=== Data for the task ===
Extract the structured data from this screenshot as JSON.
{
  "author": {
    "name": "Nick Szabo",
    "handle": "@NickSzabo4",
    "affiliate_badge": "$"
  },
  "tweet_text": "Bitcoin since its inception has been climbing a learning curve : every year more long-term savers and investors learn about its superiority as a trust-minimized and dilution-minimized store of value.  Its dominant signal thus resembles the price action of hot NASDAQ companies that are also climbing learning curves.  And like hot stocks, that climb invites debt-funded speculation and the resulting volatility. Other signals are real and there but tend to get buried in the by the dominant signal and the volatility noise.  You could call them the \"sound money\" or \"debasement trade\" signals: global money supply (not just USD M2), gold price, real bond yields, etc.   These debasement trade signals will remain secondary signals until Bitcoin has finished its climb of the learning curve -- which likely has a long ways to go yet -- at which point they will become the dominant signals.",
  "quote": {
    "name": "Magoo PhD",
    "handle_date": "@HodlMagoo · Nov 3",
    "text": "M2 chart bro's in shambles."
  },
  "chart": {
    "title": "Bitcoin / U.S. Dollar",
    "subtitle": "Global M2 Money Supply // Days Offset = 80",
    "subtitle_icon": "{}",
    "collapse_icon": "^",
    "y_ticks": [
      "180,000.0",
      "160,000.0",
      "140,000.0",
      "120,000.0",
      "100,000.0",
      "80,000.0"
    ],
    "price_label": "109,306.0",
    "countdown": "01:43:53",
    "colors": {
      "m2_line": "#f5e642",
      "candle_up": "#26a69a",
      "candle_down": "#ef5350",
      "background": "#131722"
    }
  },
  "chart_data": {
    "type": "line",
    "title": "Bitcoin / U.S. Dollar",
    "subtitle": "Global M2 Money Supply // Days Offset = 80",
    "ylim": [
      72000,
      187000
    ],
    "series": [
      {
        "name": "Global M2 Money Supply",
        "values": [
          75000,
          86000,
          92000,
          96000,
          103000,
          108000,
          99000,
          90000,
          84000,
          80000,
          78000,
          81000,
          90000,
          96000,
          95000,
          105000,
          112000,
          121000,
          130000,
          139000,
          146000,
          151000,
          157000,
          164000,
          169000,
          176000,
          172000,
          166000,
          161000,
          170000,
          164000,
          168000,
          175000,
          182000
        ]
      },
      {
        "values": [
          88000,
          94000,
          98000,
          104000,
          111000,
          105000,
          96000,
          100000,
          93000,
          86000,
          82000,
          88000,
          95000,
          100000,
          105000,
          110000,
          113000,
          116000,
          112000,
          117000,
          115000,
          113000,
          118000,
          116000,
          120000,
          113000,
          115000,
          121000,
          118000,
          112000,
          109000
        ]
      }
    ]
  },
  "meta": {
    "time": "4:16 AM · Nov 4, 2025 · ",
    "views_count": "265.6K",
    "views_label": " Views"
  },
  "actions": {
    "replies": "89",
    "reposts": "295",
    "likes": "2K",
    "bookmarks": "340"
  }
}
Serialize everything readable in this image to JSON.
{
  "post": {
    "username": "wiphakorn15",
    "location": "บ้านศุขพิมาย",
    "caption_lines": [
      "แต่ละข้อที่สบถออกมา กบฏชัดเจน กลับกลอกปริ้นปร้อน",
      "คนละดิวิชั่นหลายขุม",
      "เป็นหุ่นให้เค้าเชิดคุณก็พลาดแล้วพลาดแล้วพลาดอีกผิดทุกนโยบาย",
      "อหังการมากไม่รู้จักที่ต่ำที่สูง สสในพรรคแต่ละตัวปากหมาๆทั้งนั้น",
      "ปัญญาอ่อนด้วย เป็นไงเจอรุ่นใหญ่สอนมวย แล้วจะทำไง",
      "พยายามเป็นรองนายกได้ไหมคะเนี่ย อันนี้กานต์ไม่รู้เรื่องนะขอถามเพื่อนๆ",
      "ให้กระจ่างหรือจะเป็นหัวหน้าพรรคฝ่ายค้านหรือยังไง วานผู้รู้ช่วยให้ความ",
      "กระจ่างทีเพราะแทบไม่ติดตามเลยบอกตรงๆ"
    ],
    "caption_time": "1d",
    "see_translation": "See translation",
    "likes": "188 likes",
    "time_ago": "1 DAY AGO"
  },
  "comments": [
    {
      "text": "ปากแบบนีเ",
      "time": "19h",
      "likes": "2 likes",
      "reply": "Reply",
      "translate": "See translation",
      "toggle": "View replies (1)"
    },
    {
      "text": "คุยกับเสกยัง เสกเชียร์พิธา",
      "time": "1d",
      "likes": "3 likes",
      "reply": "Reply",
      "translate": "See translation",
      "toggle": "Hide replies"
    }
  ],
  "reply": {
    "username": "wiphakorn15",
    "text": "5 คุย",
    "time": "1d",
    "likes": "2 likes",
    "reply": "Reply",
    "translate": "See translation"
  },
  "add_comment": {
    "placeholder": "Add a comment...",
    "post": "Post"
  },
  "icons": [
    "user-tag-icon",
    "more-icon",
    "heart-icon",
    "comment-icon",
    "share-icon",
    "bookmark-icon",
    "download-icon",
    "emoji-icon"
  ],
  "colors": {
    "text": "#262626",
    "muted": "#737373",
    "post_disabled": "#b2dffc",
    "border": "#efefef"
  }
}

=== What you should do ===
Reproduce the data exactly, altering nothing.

=== Output of the task ===
Extract the structured data from this screenshot as JSON.
{
  "author": {
    "name": "Nick Szabo",
    "handle": "@NickSzabo4",
    "affiliate_badge": "$"
  },
  "tweet_text": "Bitcoin since its inception has been climbing a learning curve : every year more long-term savers and investors learn about its superiority as a trust-minimized and dilution-minimized store of value.  Its dominant signal thus resembles the price action of hot NASDAQ companies that are also climbing learning curves.  And like hot stocks, that climb invites debt-funded speculation and the resulting volatility. Other signals are real and there but tend to get buried in the by the dominant signal and the volatility noise.  You could call them the \"sound money\" or \"debasement trade\" signals: global money supply (not just USD M2), gold price, real bond yields, etc.   These debasement trade signals will remain secondary signals until Bitcoin has finished its climb of the learning curve -- which likely has a long ways to go yet -- at which point they will become the dominant signals.",
  "quote": {
    "name": "Magoo PhD",
    "handle_date": "@HodlMagoo · Nov 3",
    "text": "M2 chart bro's in shambles."
  },
  "chart": {
    "title": "Bitcoin / U.S. Dollar",
    "subtitle": "Global M2 Money Supply // Days Offset = 80",
    "subtitle_icon": "{}",
    "collapse_icon": "^",
    "y_ticks": [
      "180,000.0",
      "160,000.0",
      "140,000.0",
      "120,000.0",
      "100,000.0",
      "80,000.0"
    ],
    "price_label": "109,306.0",
    "countdown": "01:43:53",
    "colors": {
      "m2_line": "#f5e642",
      "candle_up": "#26a69a",
      "candle_down": "#ef5350",
      "background": "#131722"
    }
  },
  "chart_data": {
    "type": "line",
    "title": "Bitcoin / U.S. Dollar",
    "subtitle": "Global M2 Money Supply // Days Offset = 80",
    "ylim": [
      72000,
      187000
    ],
    "series": [
      {
        "name": "Global M2 Money Supply",
        "values": [
          75000,
          86000,
          92000,
          96000,
          103000,
          108000,
          99000,
          90000,
          84000,
          80000,
          78000,
          81000,
          90000,
          96000,
          95000,
          105000,
          112000,
          121000,
          130000,
          139000,
          146000,
          151000,
          157000,
          164000,
          169000,
          176000,
          172000,
          166000,
          161000,
          170000,
          164000,
          168000,
          175000,
          182000
        ]
      },
      {
        "values": [
          88000,
          94000,
          98000,
          104000,
          111000,
          105000,
          96000,
          100000,
          93000,
          86000,
          82000,
          88000,
          95000,
          100000,
          105000,
          110000,
          113000,
          116000,
          112000,
          117000,
          115000,
          113000,
          118000,
          116000,
          120000,
          113000,
          115000,
          121000,
          118000,
          112000,
          109000
        ]
      }
    ]
  },
  "meta": {
    "time": "4:16 AM · Nov 4, 2025 · ",
    "views_count": "265.6K",
    "views_label": " Views"
  },
  "actions": {
    "replies": "89",
    "reposts": "295",
    "likes": "2K",
    "bookmarks": "340"
  }
}
Serialize everything readable in this image to JSON.
{
  "post": {
    "username": "wiphakorn15",
    "location": "บ้านศุขพิมาย",
    "caption_lines": [
      "แต่ละข้อที่สบถออกมา กบฏชัดเจน กลับกลอกปริ้นปร้อน",
      "คนละดิวิชั่นหลายขุม",
      "เป็นหุ่นให้เค้าเชิดคุณก็พลาดแล้วพลาดแล้วพลาดอีกผิดทุกนโยบาย",
      "อหังการมากไม่รู้จักที่ต่ำที่สูง สสในพรรคแต่ละตัวปากหมาๆทั้งนั้น",
      "ปัญญาอ่อนด้วย เป็นไงเจอรุ่นใหญ่สอนมวย แล้วจะทำไง",
      "พยายามเป็นรองนายกได้ไหมคะเนี่ย อันนี้กานต์ไม่รู้เรื่องนะขอถามเพื่อนๆ",
      "ให้กระจ่างหรือจะเป็นหัวหน้าพรรคฝ่ายค้านหรือยังไง วานผู้รู้ช่วยให้ความ",
      "กระจ่างทีเพราะแทบไม่ติดตามเลยบอกตรงๆ"
    ],
    "caption_time": "1d",
    "see_translation": "See translation",
    "likes": "188 likes",
    "time_ago": "1 DAY AGO"
  },
  "comments": [
    {
      "text": "ปากแบบนีเ",
      "time": "19h",
      "likes": "2 likes",
      "reply": "Reply",
      "translate": "See translation",
      "toggle": "View replies (1)"
    },
    {
      "text": "คุยกับเสกยัง เสกเชียร์พิธา",
      "time": "1d",
      "likes": "3 likes",
      "reply": "Reply",
      "translate": "See translation",
      "toggle": "Hide replies"
    }
  ],
  "reply": {
    "username": "wiphakorn15",
    "text": "5 คุย",
    "time": "1d",
    "likes": "2 likes",
    "reply": "Reply",
    "translate": "See translation"
  },
  "add_comment": {
    "placeholder": "Add a comment...",
    "post": "Post"
  },
  "icons": [
    "user-tag-icon",
    "more-icon",
    "heart-icon",
    "comment-icon",
    "share-icon",
    "bookmark-icon",
    "download-icon",
    "emoji-icon"
  ],
  "colors": {
    "text": "#262626",
    "muted": "#737373",
    "post_disabled": "#b2dffc",
    "border": "#efefef"
  }
}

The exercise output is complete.